Feinstein study offers new spinal cord injury insights

Whites of their spines: How white blood cells behave inside victims of spinal cord injuries is the topic of a new study by Feinstein Institute and Zucker School of Medicine researchers.

New hopes for victims of spinal cord injuries can be found in findings published this week by a team representing two of Long Island’s most innovative research institutions.

Lead researcher Ona Bloom, an associate professor at the Manhasset-based Feinstein Institute for Medical Research and the Donald and Barbara Zucker School of Medicine at Hofstra University, has found that white blood cell genes are present at different levels in people with spinal cord injuries – a discovery that could ultimately foster new and better medical interventions for more than 350,000 Americans living with such injuries.

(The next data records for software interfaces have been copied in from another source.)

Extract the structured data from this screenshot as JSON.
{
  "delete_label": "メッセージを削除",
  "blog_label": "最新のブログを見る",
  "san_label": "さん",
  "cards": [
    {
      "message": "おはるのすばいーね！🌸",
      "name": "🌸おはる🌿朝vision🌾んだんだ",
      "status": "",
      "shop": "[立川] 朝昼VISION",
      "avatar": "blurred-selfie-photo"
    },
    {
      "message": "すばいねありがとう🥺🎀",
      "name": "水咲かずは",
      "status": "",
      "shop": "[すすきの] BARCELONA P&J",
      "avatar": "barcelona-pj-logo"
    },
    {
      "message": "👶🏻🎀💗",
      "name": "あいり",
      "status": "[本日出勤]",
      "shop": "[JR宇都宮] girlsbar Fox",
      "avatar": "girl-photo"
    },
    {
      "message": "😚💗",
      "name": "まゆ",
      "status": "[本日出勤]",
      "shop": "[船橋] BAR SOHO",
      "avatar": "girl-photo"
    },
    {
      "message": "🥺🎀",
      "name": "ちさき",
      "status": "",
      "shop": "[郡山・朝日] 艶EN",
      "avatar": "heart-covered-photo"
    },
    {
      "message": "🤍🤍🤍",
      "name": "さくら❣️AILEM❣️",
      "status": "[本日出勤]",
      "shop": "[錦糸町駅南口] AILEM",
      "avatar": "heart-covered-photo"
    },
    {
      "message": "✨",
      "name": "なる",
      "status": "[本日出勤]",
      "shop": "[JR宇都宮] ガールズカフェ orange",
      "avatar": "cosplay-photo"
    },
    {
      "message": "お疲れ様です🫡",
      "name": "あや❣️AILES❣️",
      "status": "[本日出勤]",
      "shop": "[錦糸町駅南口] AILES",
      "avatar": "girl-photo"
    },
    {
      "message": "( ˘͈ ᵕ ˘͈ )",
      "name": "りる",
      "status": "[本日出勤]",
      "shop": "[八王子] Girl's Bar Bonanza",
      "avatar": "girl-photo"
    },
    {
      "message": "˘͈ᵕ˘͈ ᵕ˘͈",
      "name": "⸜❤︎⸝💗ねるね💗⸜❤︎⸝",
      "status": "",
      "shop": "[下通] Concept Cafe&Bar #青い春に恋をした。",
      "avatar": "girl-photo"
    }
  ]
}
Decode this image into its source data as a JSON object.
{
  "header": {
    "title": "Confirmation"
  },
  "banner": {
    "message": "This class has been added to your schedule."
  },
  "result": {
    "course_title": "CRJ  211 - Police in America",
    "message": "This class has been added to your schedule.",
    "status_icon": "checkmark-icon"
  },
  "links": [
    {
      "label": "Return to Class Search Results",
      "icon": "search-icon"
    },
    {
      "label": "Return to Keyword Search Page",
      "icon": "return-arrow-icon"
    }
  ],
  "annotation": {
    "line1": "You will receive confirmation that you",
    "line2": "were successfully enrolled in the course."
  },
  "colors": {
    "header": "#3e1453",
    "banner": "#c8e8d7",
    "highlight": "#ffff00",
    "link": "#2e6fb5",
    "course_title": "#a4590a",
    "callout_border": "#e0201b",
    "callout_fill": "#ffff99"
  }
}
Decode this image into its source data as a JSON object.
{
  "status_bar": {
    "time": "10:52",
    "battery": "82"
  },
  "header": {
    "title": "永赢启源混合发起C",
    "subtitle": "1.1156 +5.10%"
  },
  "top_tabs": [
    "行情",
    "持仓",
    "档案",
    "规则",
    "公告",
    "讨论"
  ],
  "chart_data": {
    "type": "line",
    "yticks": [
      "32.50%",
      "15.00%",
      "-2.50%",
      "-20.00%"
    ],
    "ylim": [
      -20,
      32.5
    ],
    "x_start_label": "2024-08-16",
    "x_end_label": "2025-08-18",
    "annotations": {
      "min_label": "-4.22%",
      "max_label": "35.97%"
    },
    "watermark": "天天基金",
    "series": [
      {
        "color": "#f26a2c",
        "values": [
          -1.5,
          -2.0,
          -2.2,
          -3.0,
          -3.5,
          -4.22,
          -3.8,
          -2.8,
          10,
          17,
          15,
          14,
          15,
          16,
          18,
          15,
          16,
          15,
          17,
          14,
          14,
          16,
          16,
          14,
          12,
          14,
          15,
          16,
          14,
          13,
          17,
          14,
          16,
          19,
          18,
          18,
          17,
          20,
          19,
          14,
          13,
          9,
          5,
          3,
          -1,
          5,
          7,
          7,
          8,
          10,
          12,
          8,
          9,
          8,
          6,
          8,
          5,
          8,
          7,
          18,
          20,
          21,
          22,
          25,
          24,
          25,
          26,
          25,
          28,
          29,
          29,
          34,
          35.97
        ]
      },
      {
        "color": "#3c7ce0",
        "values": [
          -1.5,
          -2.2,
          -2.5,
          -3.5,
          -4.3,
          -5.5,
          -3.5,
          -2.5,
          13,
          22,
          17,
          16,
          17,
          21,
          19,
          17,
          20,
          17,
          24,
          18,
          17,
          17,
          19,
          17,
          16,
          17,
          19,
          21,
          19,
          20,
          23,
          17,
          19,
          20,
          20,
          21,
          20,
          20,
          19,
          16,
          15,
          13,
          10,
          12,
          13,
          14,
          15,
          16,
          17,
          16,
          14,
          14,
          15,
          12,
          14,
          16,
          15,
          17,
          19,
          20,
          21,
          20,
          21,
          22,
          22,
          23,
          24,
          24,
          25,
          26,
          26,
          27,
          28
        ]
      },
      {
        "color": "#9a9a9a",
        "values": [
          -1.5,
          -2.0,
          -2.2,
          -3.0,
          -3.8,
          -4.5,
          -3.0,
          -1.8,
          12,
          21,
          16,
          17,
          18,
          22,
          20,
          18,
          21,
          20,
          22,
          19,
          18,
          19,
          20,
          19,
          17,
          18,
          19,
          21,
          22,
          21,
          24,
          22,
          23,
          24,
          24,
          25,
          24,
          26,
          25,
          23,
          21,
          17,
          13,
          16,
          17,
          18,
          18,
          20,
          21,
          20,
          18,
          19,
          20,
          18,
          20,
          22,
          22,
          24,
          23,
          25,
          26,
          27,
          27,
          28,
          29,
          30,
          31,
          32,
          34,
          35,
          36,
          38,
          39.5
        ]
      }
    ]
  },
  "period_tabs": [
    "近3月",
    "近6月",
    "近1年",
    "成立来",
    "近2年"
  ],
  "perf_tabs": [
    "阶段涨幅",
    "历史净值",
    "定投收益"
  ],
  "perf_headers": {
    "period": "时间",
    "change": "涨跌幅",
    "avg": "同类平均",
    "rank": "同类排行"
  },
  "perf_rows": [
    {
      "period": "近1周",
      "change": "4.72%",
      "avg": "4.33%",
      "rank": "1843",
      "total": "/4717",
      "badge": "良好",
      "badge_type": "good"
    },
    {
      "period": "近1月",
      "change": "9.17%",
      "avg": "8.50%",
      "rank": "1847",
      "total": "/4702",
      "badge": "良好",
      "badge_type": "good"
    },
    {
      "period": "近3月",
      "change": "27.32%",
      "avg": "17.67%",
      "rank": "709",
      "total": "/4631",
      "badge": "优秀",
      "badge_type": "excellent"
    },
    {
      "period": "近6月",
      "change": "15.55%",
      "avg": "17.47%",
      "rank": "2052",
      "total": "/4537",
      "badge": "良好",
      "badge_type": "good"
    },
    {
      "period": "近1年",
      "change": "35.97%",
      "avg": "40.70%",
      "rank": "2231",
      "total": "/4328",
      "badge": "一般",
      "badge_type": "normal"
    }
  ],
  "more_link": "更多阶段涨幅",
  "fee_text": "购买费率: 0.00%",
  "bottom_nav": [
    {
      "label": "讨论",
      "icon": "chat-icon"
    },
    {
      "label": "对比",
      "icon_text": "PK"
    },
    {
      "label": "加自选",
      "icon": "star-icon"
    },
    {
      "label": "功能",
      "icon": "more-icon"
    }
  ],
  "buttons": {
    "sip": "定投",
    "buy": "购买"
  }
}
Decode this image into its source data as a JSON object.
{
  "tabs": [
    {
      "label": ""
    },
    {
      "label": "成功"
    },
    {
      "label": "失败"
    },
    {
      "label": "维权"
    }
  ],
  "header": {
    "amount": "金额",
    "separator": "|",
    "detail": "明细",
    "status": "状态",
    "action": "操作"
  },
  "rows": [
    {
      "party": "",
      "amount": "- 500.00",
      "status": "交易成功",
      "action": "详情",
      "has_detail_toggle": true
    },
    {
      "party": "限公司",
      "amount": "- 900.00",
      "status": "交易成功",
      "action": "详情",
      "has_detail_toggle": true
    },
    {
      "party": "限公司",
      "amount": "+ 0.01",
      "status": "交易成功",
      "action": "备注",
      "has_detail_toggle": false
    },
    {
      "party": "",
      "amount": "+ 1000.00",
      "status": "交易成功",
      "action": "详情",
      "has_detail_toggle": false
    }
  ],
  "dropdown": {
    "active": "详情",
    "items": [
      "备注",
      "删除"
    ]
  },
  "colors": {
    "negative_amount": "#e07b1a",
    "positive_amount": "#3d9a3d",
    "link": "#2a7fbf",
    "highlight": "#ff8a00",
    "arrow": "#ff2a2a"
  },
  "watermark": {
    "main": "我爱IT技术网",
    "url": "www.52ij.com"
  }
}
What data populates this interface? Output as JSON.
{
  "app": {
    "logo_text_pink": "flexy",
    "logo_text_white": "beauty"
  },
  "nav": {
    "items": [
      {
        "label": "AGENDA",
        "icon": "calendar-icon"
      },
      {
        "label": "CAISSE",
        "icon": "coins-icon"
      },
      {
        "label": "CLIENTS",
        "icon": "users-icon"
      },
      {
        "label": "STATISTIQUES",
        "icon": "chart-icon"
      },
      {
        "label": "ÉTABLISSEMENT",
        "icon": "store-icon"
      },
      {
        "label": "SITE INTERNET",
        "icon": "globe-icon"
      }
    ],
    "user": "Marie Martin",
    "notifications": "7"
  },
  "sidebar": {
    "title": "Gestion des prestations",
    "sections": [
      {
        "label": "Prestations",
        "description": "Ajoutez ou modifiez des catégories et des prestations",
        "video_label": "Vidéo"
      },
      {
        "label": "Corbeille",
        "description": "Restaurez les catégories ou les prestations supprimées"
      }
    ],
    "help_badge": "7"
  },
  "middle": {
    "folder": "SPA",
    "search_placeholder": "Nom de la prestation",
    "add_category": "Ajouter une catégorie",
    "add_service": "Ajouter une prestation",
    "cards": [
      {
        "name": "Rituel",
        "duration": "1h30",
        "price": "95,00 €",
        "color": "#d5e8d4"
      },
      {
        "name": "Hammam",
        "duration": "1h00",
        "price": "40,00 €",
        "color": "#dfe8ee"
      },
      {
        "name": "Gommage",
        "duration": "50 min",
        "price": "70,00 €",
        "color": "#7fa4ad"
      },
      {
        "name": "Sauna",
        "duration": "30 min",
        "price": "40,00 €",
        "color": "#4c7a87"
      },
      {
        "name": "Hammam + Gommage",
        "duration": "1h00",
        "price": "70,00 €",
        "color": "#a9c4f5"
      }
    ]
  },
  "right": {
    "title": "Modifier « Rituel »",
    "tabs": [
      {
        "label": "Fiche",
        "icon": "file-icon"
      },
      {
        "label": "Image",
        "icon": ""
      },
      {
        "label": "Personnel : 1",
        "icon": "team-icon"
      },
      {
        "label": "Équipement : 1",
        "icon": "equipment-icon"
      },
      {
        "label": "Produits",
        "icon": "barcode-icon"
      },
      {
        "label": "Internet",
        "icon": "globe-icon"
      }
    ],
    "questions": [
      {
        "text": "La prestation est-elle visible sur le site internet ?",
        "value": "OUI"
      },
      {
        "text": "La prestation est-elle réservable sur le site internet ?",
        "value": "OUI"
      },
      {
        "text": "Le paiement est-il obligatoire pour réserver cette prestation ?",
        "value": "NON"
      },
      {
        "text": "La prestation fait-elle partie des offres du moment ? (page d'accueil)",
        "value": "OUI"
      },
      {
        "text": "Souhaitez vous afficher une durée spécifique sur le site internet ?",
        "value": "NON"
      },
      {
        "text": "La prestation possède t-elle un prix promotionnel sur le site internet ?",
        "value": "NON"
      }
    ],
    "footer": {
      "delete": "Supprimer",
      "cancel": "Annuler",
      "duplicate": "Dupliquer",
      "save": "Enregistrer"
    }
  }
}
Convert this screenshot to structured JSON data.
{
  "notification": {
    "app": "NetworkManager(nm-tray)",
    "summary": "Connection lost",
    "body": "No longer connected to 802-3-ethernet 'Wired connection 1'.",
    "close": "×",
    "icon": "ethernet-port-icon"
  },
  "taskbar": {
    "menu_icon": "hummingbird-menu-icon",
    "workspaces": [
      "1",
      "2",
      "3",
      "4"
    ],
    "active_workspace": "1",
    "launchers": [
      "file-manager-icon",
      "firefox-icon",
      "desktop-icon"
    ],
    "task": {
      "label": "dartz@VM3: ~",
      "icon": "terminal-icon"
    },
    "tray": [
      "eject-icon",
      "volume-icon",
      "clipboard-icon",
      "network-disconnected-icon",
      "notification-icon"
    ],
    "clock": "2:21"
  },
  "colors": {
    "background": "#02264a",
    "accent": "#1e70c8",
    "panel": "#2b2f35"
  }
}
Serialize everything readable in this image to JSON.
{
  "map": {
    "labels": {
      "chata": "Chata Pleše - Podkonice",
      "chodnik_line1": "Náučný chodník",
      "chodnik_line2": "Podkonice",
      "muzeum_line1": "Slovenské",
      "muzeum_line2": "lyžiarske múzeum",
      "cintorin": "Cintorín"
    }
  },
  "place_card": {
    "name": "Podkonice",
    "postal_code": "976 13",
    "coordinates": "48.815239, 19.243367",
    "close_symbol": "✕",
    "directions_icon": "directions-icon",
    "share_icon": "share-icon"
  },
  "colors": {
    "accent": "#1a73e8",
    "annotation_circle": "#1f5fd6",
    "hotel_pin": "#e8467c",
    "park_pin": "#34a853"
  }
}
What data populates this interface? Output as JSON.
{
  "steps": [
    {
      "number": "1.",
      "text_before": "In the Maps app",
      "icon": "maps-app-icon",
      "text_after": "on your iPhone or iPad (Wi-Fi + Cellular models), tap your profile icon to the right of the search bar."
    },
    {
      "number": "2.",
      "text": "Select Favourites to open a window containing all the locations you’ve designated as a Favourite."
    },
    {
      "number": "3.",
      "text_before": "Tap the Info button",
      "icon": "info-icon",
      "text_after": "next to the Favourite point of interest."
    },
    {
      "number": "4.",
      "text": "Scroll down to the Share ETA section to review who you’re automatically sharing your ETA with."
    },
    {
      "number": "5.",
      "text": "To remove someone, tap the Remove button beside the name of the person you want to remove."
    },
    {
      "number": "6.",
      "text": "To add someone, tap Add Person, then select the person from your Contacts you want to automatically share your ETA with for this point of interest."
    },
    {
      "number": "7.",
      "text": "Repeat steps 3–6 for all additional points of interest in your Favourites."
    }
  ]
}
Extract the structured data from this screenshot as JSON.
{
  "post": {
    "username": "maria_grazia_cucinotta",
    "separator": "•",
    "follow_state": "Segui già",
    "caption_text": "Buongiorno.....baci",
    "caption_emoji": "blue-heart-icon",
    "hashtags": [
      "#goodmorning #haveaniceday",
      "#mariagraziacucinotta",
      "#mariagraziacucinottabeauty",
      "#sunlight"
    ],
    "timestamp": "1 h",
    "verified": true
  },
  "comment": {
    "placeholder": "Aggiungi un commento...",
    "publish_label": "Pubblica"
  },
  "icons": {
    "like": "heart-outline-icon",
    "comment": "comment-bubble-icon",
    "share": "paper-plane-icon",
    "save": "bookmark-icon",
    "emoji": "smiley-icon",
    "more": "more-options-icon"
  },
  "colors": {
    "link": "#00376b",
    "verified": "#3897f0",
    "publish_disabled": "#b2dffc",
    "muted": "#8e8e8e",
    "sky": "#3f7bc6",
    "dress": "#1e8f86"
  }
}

Bloom and her research team, comprised of colleagues from the Northwell Health system’s Feinstein Institute and Hofstra’s Zucker School, published their findings this week in the peer-reviewed Journal of Neurotrauma, after conducting an extensive study of the higher death rates from sepsis – when the body’s response to infection causes injury to its own tissues and organs – among people with spinal cord injuries.

Ona Bloom: Cell high.

Compared to people without spinal cord injuries, those with injuries are 80 times more likely to die of sepsis, although “the molecular basis for infection susceptibility in persons with spinal cord injury isn’t fully understood,” according to the Feinstein Institute.

“While infections are a very important clinical problem for people living with spinal cord injury, we know very little about the biological basis for the increased infection susceptibility,” Bloom said in a statement. “We also know very little about why people living with spinal cord injury often experience chronic inflammation.”

But the lead researcher and her team are on the case: Bloom et al will continue studying how specific types of white blood cells from people with spinal cord injury respond to “infectious challenges,” according to the Feinstein Institute.

“Our discovery of the difference in genes in white blood cells in individuals with spinal cord injury could offer us additional insight into the cause of this susceptibility,” Bloom said, adding the research “could eventually lead to new interventions.”